The results of surveys prove that due to increase and explosive growth of cable and satellite transmission, affects the youth of Pakistan especially by changing their thoughts, minds, beliefs, cultural values and daily life style. Moreover these are changing eating habits and dinning culture, now people started liking the western food due to the advertisements and demonstrations on channels. People like hostelling at expensive food points instead of eating at homes. It is our common observation that, increase in the number of channels, has taken over the practice of reading.
Hence affect the reading culture, which passively stunts the human capabilities. Our youth become weight conscious as well as having perfect body shape due to media influence. Indian culture, are getting popularity due to cable television transmission which promote the modern way of life. We observe unlimited glamour in dramas which playing an important role in putting the people in psychological conflicts. These channels are extinction the shyness among viewers, more liberalism and modernism in Pakistani society and youth.
Viewers felt a change in their outlook towards life and become more broad-minded. It is general observation that people follow the celebrities shown in media. They start idealizing and seem them as role models. Fashion and style introduced through celebrities is considered as latest and advanced in our society. Social interaction is a part of Pakistan’s culture. Families in Pakistan welcomed people at their homes arrange gatherings, meet frequently with their friends, family, neighbors and relatives to interact, spend leisure time, share feelings, emotions and family matters with each other.
Proud nations take pride in promoting and expanding their language. Cable channel are affecting the language of Pakistani people, now people feel proud when they speak English and those who cannot speak English frequently try to incorporate English words in their regional and Urdu language to leave good impression on others. Traditions play an important part in every culture as well as formation of cultural identification. Impact of foreign traditions that are being introduced through media has great influence on our religious traditions.

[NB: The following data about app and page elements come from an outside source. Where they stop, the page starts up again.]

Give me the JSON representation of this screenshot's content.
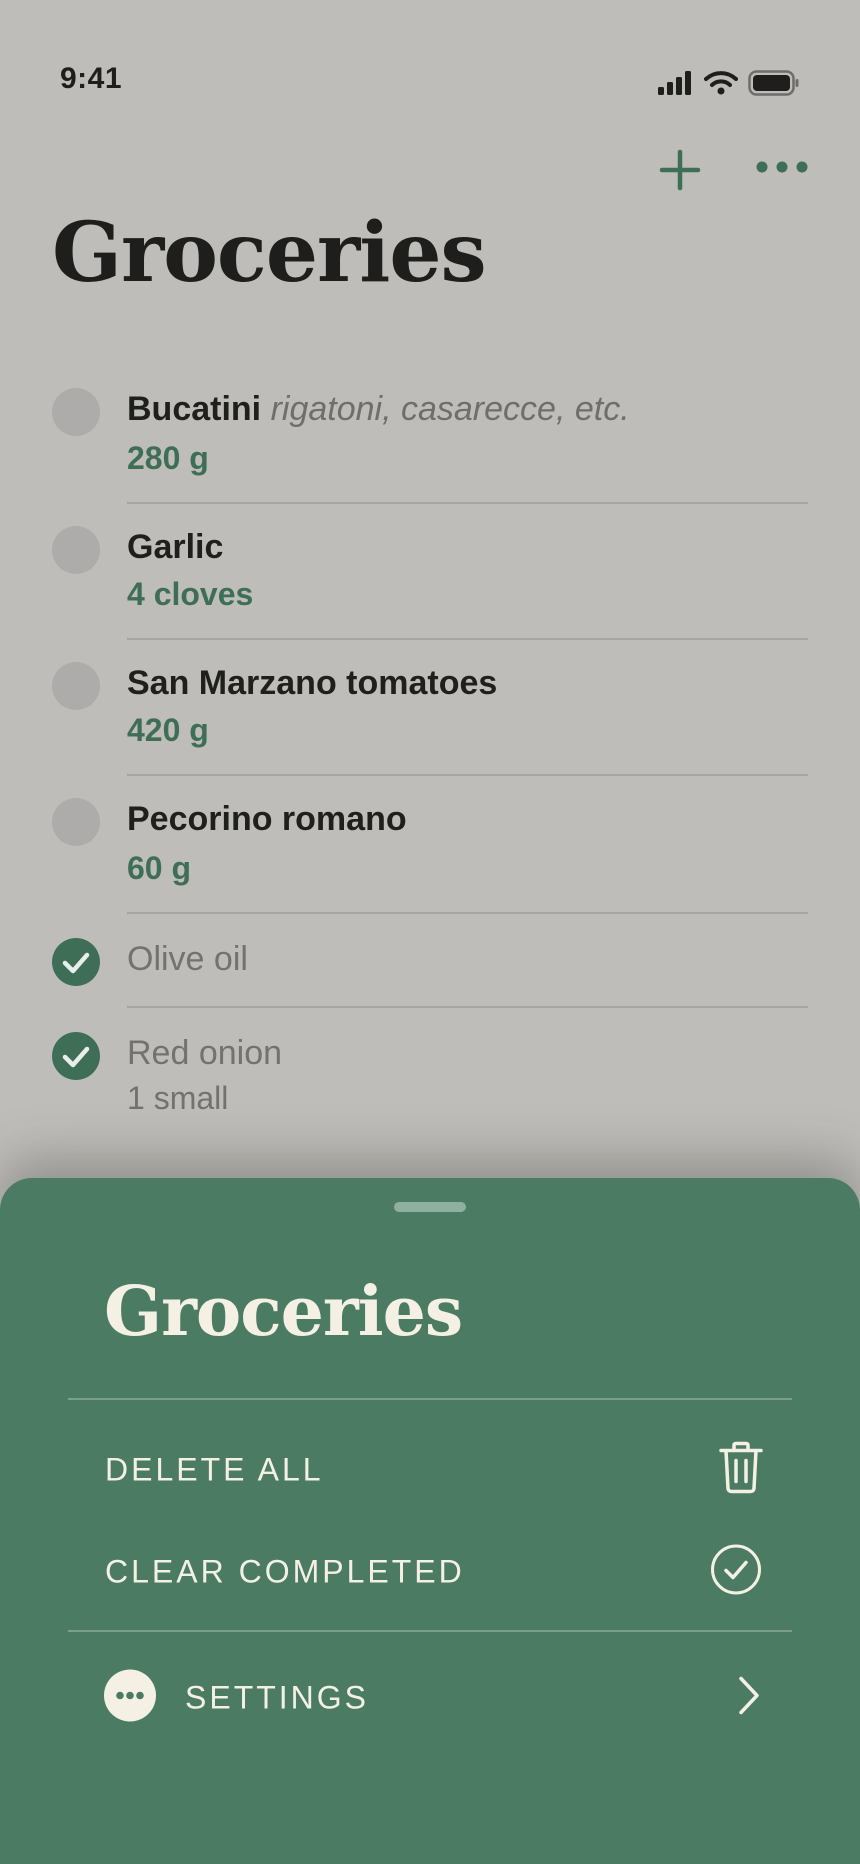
{
  "status_bar": {
    "time": "9:41"
  },
  "header": {
    "title": "Groceries",
    "add_icon": "plus-icon",
    "more_icon": "ellipsis-icon"
  },
  "items": [
    {
      "name": "Bucatini",
      "note": "rigatoni, casarecce, etc.",
      "qty": "280 g",
      "checked": false
    },
    {
      "name": "Garlic",
      "note": "",
      "qty": "4 cloves",
      "checked": false
    },
    {
      "name": "San Marzano tomatoes",
      "note": "",
      "qty": "420 g",
      "checked": false
    },
    {
      "name": "Pecorino romano",
      "note": "",
      "qty": "60 g",
      "checked": false
    },
    {
      "name": "Olive oil",
      "note": "",
      "qty": "",
      "checked": true
    },
    {
      "name": "Red onion",
      "note": "",
      "qty": "1 small",
      "checked": true
    }
  ],
  "sheet": {
    "title": "Groceries",
    "delete_all": "DELETE ALL",
    "clear_completed": "CLEAR COMPLETED",
    "settings": "SETTINGS"
  },
  "colors": {
    "background": "#bebdb9",
    "accent_green": "#3f6e56",
    "sheet_green": "#4b7c63",
    "sheet_text": "#f4f1e4"
  }
}
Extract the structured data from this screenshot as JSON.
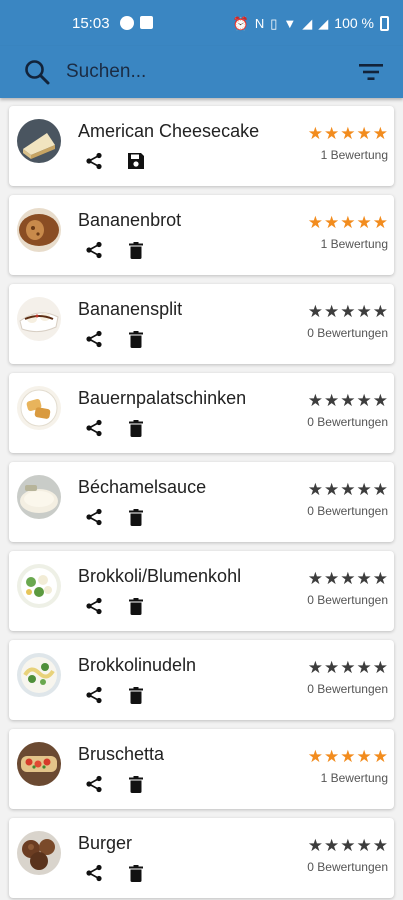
{
  "status_bar": {
    "time": "15:03",
    "battery": "100 %"
  },
  "search": {
    "placeholder": "Suchen..."
  },
  "colors": {
    "appbar": "#3a86c2",
    "star_filled": "#f28c1e",
    "star_empty": "#3d3d3d"
  },
  "recipes": [
    {
      "name": "American Cheesecake",
      "rating": 5,
      "rating_text": "1 Bewertung",
      "secondary_action": "save"
    },
    {
      "name": "Bananenbrot",
      "rating": 5,
      "rating_text": "1 Bewertung",
      "secondary_action": "delete"
    },
    {
      "name": "Bananensplit",
      "rating": 0,
      "rating_text": "0 Bewertungen",
      "secondary_action": "delete"
    },
    {
      "name": "Bauernpalatschinken",
      "rating": 0,
      "rating_text": "0 Bewertungen",
      "secondary_action": "delete"
    },
    {
      "name": "Béchamelsauce",
      "rating": 0,
      "rating_text": "0 Bewertungen",
      "secondary_action": "delete"
    },
    {
      "name": "Brokkoli/Blumenkohl",
      "rating": 0,
      "rating_text": "0 Bewertungen",
      "secondary_action": "delete"
    },
    {
      "name": "Brokkolinudeln",
      "rating": 0,
      "rating_text": "0 Bewertungen",
      "secondary_action": "delete"
    },
    {
      "name": "Bruschetta",
      "rating": 5,
      "rating_text": "1 Bewertung",
      "secondary_action": "delete"
    },
    {
      "name": "Burger",
      "rating": 0,
      "rating_text": "0 Bewertungen",
      "secondary_action": "delete"
    }
  ]
}
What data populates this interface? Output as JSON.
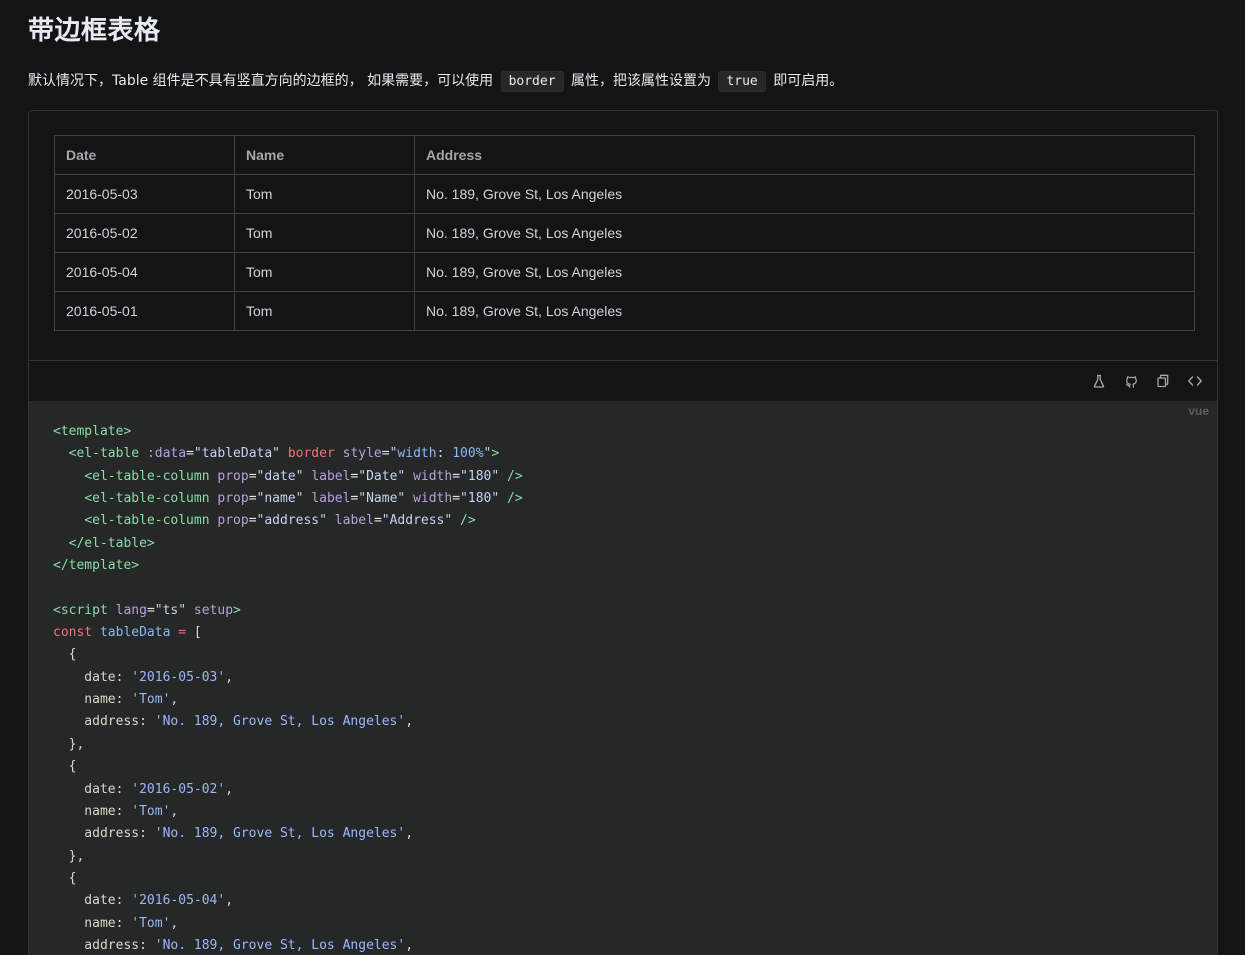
{
  "title": "带边框表格",
  "description": {
    "before": "默认情况下，Table 组件是不具有竖直方向的边框的， 如果需要，可以使用",
    "code1": "border",
    "middle": "属性，把该属性设置为",
    "code2": "true",
    "after": "即可启用。"
  },
  "table": {
    "headers": [
      "Date",
      "Name",
      "Address"
    ],
    "rows": [
      [
        "2016-05-03",
        "Tom",
        "No. 189, Grove St, Los Angeles"
      ],
      [
        "2016-05-02",
        "Tom",
        "No. 189, Grove St, Los Angeles"
      ],
      [
        "2016-05-04",
        "Tom",
        "No. 189, Grove St, Los Angeles"
      ],
      [
        "2016-05-01",
        "Tom",
        "No. 189, Grove St, Los Angeles"
      ]
    ]
  },
  "toolbar": {
    "icons": [
      "playground-icon",
      "github-icon",
      "copy-icon",
      "code-icon"
    ]
  },
  "code": {
    "lang": "vue",
    "lines": [
      [
        [
          "tag",
          "<"
        ],
        [
          "tag",
          "template"
        ],
        [
          "tag",
          ">"
        ]
      ],
      [
        [
          "plain",
          "  "
        ],
        [
          "tag",
          "<el-table"
        ],
        [
          "plain",
          " "
        ],
        [
          "attr",
          ":data"
        ],
        [
          "eq",
          "="
        ],
        [
          "str",
          "\"tableData\""
        ],
        [
          "plain",
          " "
        ],
        [
          "kw",
          "border"
        ],
        [
          "plain",
          " "
        ],
        [
          "attr",
          "style"
        ],
        [
          "eq",
          "="
        ],
        [
          "str",
          "\""
        ],
        [
          "var",
          "width"
        ],
        [
          "str",
          ": "
        ],
        [
          "num",
          "100%"
        ],
        [
          "str",
          "\""
        ],
        [
          "tag",
          ">"
        ]
      ],
      [
        [
          "plain",
          "    "
        ],
        [
          "tag",
          "<el-table-column"
        ],
        [
          "plain",
          " "
        ],
        [
          "attr",
          "prop"
        ],
        [
          "eq",
          "="
        ],
        [
          "str",
          "\"date\""
        ],
        [
          "plain",
          " "
        ],
        [
          "attr",
          "label"
        ],
        [
          "eq",
          "="
        ],
        [
          "str",
          "\"Date\""
        ],
        [
          "plain",
          " "
        ],
        [
          "attr",
          "width"
        ],
        [
          "eq",
          "="
        ],
        [
          "str",
          "\"180\""
        ],
        [
          "plain",
          " "
        ],
        [
          "tag",
          "/>"
        ]
      ],
      [
        [
          "plain",
          "    "
        ],
        [
          "tag",
          "<el-table-column"
        ],
        [
          "plain",
          " "
        ],
        [
          "attr",
          "prop"
        ],
        [
          "eq",
          "="
        ],
        [
          "str",
          "\"name\""
        ],
        [
          "plain",
          " "
        ],
        [
          "attr",
          "label"
        ],
        [
          "eq",
          "="
        ],
        [
          "str",
          "\"Name\""
        ],
        [
          "plain",
          " "
        ],
        [
          "attr",
          "width"
        ],
        [
          "eq",
          "="
        ],
        [
          "str",
          "\"180\""
        ],
        [
          "plain",
          " "
        ],
        [
          "tag",
          "/>"
        ]
      ],
      [
        [
          "plain",
          "    "
        ],
        [
          "tag",
          "<el-table-column"
        ],
        [
          "plain",
          " "
        ],
        [
          "attr",
          "prop"
        ],
        [
          "eq",
          "="
        ],
        [
          "str",
          "\"address\""
        ],
        [
          "plain",
          " "
        ],
        [
          "attr",
          "label"
        ],
        [
          "eq",
          "="
        ],
        [
          "str",
          "\"Address\""
        ],
        [
          "plain",
          " "
        ],
        [
          "tag",
          "/>"
        ]
      ],
      [
        [
          "plain",
          "  "
        ],
        [
          "tag",
          "</el-table>"
        ]
      ],
      [
        [
          "tag",
          "</template>"
        ]
      ],
      [
        [
          "plain",
          ""
        ]
      ],
      [
        [
          "tag",
          "<script"
        ],
        [
          "plain",
          " "
        ],
        [
          "attr",
          "lang"
        ],
        [
          "eq",
          "="
        ],
        [
          "str",
          "\"ts\""
        ],
        [
          "plain",
          " "
        ],
        [
          "attr",
          "setup"
        ],
        [
          "tag",
          ">"
        ]
      ],
      [
        [
          "kw",
          "const"
        ],
        [
          "plain",
          " "
        ],
        [
          "var",
          "tableData"
        ],
        [
          "plain",
          " "
        ],
        [
          "kw",
          "="
        ],
        [
          "plain",
          " ["
        ]
      ],
      [
        [
          "plain",
          "  {"
        ]
      ],
      [
        [
          "plain",
          "    date: "
        ],
        [
          "sstr",
          "'2016-05-03'"
        ],
        [
          "plain",
          ","
        ]
      ],
      [
        [
          "plain",
          "    name: "
        ],
        [
          "sstr",
          "'Tom'"
        ],
        [
          "plain",
          ","
        ]
      ],
      [
        [
          "plain",
          "    address: "
        ],
        [
          "sstr",
          "'No. 189, Grove St, Los Angeles'"
        ],
        [
          "plain",
          ","
        ]
      ],
      [
        [
          "plain",
          "  },"
        ]
      ],
      [
        [
          "plain",
          "  {"
        ]
      ],
      [
        [
          "plain",
          "    date: "
        ],
        [
          "sstr",
          "'2016-05-02'"
        ],
        [
          "plain",
          ","
        ]
      ],
      [
        [
          "plain",
          "    name: "
        ],
        [
          "sstr",
          "'Tom'"
        ],
        [
          "plain",
          ","
        ]
      ],
      [
        [
          "plain",
          "    address: "
        ],
        [
          "sstr",
          "'No. 189, Grove St, Los Angeles'"
        ],
        [
          "plain",
          ","
        ]
      ],
      [
        [
          "plain",
          "  },"
        ]
      ],
      [
        [
          "plain",
          "  {"
        ]
      ],
      [
        [
          "plain",
          "    date: "
        ],
        [
          "sstr",
          "'2016-05-04'"
        ],
        [
          "plain",
          ","
        ]
      ],
      [
        [
          "plain",
          "    name: "
        ],
        [
          "sstr",
          "'Tom'"
        ],
        [
          "plain",
          ","
        ]
      ],
      [
        [
          "plain",
          "    address: "
        ],
        [
          "sstr",
          "'No. 189, Grove St, Los Angeles'"
        ],
        [
          "plain",
          ","
        ]
      ]
    ]
  }
}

Majority of the people admitted that they follow Hindu traditions in marriages, start celebrating Valentine’s Day, Holly, Halloween and bonfire aligned with Pakistani norms and traditions. Our media is exhibiting foreign and Indian films without any substantial censorship policy just to increase their viewership. And they want to increase more and more, so they use both legal and illegal ways. For this, they are telecasting foreign and Indian films, festivals, and shows which are vulgar and spoiling the teen agers or even against to our culture. Westernization has been spread throughout our country because of the private channels.
The TV channels show various newscasters and different characters in the dramas wearing westernized clothes. In addition to this, intimate scenes are becoming more common in TV programs which evoked the sexual desires among the teenagers and they indulged in illegal and sexual relationships with opposite gender. This is what, following western liberal concepts has done to us. We don’t even remember our own values and beliefs and therefore we are getting entrapped deeper into the web of westernization (so called advancement that is considered essential for development). So it is a time to think that where we stand.